Sources: YCharts, Adviser Investments.
This chart tracks the growth of $100 in our hypothetical portfolio split between stocks and bonds using various rebalancing schemes. Over the long haul, returns don’t really suffer that much for the more frequently rebalanced portfolios even though they showed lower average returns over shorter periods. By September 2018, the never-rebalanced portfolio held assets worth $1,472.23, while the semiannually rebalanced portfolio’s value was $1,294.94, a difference of $177.29, or about 14% over 30-plus years.
At this point in time, the results make a stronger argument for the never rebalancing approach, but it’s important to note that this is just a single point in time after a very strong period for stocks. The last time we did this analysis, in early 2016, the long-term returns were nearly identical across the board—so back then, it would have been fair to say that rebalancing worked as intended. Taken in that perspective, what we’ve seen over time doesn’t make a powerfully convincing argument for never rebalancing nor for the inconvenience and transactional costs of doing it often, either.
So what if you followed Fidelity and Vanguard’s recommendation, and rather than use a set time period to decide your rebalancing strategy, you used portfolio drift—rebalancing when the spread between stocks and bonds exceeded 5% or 10% as a result of market activity?
The Portfolio Drift Method’s Impact on Performance
Note: Table shows hypothetical returns of a 50% Vanguard 500 Index and 50% Vanguard Total Bond Market Index portfolio that was rebalanced with the frequency specified from 12/31/87 through 9/30/18.
Sources: YCharts, Adviser Investments.
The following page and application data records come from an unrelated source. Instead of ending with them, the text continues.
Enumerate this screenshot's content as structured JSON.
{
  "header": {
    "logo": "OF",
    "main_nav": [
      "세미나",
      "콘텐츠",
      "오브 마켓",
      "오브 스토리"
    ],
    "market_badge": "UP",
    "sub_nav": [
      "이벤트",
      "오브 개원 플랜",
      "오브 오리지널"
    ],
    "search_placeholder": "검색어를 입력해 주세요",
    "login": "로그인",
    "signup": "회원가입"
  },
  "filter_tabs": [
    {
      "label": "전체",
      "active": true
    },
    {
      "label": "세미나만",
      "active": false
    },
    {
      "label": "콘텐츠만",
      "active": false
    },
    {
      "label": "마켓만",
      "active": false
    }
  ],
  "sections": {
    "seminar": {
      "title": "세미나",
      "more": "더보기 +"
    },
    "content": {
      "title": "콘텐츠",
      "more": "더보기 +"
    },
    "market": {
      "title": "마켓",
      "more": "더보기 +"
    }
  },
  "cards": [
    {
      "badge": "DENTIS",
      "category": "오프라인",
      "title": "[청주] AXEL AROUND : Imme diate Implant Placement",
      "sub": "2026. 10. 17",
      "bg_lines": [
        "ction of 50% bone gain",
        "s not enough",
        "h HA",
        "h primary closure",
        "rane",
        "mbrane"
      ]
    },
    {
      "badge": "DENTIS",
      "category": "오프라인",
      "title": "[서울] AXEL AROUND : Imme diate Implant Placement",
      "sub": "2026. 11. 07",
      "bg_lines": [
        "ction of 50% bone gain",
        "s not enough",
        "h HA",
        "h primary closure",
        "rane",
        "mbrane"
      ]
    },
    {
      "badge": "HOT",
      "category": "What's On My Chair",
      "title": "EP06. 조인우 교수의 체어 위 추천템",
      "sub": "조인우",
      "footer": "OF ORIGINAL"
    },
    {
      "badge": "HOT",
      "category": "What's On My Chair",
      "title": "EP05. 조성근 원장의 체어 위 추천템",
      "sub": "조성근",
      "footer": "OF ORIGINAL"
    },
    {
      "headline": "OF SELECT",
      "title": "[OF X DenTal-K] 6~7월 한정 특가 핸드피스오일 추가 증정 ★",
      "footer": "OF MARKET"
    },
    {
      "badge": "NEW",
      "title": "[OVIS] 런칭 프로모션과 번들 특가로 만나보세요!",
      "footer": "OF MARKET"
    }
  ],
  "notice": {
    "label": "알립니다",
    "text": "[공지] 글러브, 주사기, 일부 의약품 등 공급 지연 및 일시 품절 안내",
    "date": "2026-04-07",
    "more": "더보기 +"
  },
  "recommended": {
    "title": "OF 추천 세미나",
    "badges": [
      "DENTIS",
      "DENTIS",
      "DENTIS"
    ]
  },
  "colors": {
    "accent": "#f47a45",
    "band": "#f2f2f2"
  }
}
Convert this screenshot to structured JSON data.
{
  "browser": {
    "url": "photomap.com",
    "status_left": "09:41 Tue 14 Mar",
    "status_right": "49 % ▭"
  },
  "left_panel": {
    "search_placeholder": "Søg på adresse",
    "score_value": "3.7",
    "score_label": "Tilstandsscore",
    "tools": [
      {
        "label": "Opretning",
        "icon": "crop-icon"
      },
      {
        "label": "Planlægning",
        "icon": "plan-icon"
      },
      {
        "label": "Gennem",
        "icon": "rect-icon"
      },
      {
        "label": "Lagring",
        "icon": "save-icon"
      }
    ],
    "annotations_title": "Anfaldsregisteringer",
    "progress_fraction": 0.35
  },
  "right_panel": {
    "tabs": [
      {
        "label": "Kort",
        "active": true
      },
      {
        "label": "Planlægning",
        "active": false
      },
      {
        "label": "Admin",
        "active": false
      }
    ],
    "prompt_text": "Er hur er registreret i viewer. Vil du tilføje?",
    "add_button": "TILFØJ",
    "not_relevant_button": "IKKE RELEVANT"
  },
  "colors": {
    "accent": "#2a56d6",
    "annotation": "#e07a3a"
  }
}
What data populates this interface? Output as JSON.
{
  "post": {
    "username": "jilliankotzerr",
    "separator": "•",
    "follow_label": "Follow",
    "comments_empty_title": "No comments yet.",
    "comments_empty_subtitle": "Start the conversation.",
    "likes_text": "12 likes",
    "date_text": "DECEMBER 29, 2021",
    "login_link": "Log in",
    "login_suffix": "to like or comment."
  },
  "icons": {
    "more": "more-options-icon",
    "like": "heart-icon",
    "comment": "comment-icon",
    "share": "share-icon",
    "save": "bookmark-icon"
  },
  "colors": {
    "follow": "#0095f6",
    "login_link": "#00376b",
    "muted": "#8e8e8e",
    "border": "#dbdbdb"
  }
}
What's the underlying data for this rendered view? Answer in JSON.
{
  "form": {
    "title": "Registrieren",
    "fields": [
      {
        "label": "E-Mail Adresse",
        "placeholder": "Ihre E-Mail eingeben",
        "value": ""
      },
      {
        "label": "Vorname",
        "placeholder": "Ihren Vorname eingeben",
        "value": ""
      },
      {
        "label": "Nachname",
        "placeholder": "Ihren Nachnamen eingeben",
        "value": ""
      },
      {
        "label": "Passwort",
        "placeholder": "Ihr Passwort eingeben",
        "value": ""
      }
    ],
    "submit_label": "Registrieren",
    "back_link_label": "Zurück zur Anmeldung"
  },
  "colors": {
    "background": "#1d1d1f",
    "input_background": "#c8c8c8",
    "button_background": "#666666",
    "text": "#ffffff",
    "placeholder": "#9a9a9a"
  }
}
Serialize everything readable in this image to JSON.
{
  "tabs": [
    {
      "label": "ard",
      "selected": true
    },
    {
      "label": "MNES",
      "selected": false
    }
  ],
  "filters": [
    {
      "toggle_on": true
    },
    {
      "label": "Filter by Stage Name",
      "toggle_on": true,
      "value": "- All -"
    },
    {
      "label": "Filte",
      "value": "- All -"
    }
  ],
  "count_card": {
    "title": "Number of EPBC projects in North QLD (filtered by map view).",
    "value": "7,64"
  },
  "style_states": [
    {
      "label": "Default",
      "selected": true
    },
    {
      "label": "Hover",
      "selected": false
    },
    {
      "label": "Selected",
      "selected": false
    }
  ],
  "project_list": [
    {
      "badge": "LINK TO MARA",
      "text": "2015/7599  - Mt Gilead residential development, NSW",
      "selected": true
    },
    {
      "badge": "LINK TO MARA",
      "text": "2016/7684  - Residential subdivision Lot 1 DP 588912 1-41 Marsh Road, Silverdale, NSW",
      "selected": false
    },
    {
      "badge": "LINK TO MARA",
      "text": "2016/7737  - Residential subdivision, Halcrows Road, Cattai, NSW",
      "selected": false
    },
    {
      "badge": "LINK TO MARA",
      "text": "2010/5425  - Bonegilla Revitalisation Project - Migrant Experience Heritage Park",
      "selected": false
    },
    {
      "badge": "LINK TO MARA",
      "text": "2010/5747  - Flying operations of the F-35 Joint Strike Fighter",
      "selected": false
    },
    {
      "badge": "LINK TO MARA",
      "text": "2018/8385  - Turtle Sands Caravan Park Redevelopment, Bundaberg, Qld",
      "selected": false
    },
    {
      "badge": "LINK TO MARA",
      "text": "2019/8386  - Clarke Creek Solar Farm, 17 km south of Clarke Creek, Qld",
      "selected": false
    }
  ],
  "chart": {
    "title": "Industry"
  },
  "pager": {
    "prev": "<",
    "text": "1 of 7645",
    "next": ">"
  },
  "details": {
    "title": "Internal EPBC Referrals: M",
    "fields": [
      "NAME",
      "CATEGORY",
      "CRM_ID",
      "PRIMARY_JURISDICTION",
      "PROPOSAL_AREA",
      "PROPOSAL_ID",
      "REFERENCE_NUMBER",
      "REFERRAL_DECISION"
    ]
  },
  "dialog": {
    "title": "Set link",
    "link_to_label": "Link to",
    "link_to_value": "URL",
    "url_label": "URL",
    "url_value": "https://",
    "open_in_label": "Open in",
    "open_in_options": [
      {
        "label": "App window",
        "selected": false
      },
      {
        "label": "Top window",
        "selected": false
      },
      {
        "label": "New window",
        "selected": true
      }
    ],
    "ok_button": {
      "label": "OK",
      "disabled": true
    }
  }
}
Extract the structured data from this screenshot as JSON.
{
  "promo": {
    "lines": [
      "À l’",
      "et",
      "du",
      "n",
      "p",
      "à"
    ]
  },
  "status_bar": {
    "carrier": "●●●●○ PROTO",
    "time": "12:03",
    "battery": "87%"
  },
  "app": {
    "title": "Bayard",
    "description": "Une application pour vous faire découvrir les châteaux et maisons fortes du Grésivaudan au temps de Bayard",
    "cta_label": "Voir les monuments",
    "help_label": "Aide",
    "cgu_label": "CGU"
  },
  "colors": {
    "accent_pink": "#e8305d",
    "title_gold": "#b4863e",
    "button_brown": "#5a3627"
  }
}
Looking just at the number of trades and the average months separating them, it seems like a pretty doable strategy—with a 5% spread threshold, you would’ve traded about once every 8 months. Up it to 10%, and you’d trade once every year and half or so.
But that’s misleading. The frequency of trades varied significantly over the nearly 32-year period, with a few periods requiring a flurry of trades after longer gaps with no trades. For example, with a 5% threshold, from January 2008 to January 2010 you would have made seven trades as stock market declines regularly pushed the balance of the portfolio towards bonds. That means seven times you would’ve had to face the daunting psychological task of putting more money into stocks as their value was falling.
Even if you were that disciplined and had made those painful trades, where would it have gotten you? From a return standpoint, the average annualized returns tell a story similar to what we discussed above. As with the time-based rebalancing strategies, the never-rebalanced portfolio came out looking better following stocks’ strong relative outperformance over the last two years, but we’ve seen the scales tilted far more evenly in the past. Former Vanguard Chairman Jack Bogle summed it up pretty well a few years back: “Rebalancing is a personal choice, not a choice that statistics can validate.”
More to Consider with Rebalancing Strategies
This week, we looked strictly at returns and found neither a convincing argument for nor against frequent rebalancing, but there’s more to the issue than just performance. In an upcoming Adviser Fund Update, we’ll have more on the subject, including key concerns that anyone developing a rebalancing strategy needs to consider. Stay tuned!
Adviser Investments Fourth-Quarter Outlook: Peak Earnings Doesn’t Mean No Earnings
Last week, in our live quarterly stock and bond market update, Peak Earnings Doesn’t Mean No Earnings, we shared our firm’s views on the markets and expectations for the months ahead. Vice President Liz Kesselman moderated a wide-ranging and informative discussion with members of our investment and research teams, led by Chairman Dan Wiener and Director of Research Jeff DeMaso.
If you missed the event or would just like the chance to watch it again, you can view Peak Earnings Doesn’t Mean No Earnings here.